[Entries from a dataset of interfaces]

>>

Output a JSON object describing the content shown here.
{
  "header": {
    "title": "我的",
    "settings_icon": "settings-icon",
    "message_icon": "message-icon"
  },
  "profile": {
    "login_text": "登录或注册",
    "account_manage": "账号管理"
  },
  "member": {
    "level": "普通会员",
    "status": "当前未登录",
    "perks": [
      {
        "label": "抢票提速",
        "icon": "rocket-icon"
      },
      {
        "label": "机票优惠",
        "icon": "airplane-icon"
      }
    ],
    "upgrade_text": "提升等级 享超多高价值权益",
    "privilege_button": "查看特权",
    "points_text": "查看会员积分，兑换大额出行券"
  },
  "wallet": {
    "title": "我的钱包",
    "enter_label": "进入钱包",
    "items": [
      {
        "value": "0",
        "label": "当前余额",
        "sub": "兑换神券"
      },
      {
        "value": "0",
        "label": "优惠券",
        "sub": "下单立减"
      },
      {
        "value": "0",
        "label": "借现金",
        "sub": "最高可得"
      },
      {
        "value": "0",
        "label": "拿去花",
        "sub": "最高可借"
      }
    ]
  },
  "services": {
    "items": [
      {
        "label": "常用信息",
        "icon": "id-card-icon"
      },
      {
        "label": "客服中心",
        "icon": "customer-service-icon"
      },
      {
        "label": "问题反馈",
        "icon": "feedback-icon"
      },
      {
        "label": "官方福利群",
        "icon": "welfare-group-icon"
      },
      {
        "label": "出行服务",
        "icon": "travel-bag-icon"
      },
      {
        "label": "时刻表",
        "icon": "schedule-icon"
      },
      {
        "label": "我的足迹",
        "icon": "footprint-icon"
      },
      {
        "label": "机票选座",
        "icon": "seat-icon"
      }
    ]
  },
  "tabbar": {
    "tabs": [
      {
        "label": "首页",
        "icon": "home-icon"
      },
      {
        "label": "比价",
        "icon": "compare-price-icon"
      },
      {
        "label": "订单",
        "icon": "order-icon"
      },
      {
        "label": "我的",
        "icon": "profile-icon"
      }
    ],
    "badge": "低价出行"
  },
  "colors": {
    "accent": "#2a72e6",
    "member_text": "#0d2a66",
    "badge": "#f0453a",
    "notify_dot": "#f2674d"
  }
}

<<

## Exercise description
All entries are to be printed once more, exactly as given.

## Solution to this exercise
Output a JSON object describing the content shown here.
{
  "header": {
    "title": "我的",
    "settings_icon": "settings-icon",
    "message_icon": "message-icon"
  },
  "profile": {
    "login_text": "登录或注册",
    "account_manage": "账号管理"
  },
  "member": {
    "level": "普通会员",
    "status": "当前未登录",
    "perks": [
      {
        "label": "抢票提速",
        "icon": "rocket-icon"
      },
      {
        "label": "机票优惠",
        "icon": "airplane-icon"
      }
    ],
    "upgrade_text": "提升等级 享超多高价值权益",
    "privilege_button": "查看特权",
    "points_text": "查看会员积分，兑换大额出行券"
  },
  "wallet": {
    "title": "我的钱包",
    "enter_label": "进入钱包",
    "items": [
      {
        "value": "0",
        "label": "当前余额",
        "sub": "兑换神券"
      },
      {
        "value": "0",
        "label": "优惠券",
        "sub": "下单立减"
      },
      {
        "value": "0",
        "label": "借现金",
        "sub": "最高可得"
      },
      {
        "value": "0",
        "label": "拿去花",
        "sub": "最高可借"
      }
    ]
  },
  "services": {
    "items": [
      {
        "label": "常用信息",
        "icon": "id-card-icon"
      },
      {
        "label": "客服中心",
        "icon": "customer-service-icon"
      },
      {
        "label": "问题反馈",
        "icon": "feedback-icon"
      },
      {
        "label": "官方福利群",
        "icon": "welfare-group-icon"
      },
      {
        "label": "出行服务",
        "icon": "travel-bag-icon"
      },
      {
        "label": "时刻表",
        "icon": "schedule-icon"
      },
      {
        "label": "我的足迹",
        "icon": "footprint-icon"
      },
      {
        "label": "机票选座",
        "icon": "seat-icon"
      }
    ]
  },
  "tabbar": {
    "tabs": [
      {
        "label": "首页",
        "icon": "home-icon"
      },
      {
        "label": "比价",
        "icon": "compare-price-icon"
      },
      {
        "label": "订单",
        "icon": "order-icon"
      },
      {
        "label": "我的",
        "icon": "profile-icon"
      }
    ],
    "badge": "低价出行"
  },
  "colors": {
    "accent": "#2a72e6",
    "member_text": "#0d2a66",
    "badge": "#f0453a",
    "notify_dot": "#f2674d"
  }
}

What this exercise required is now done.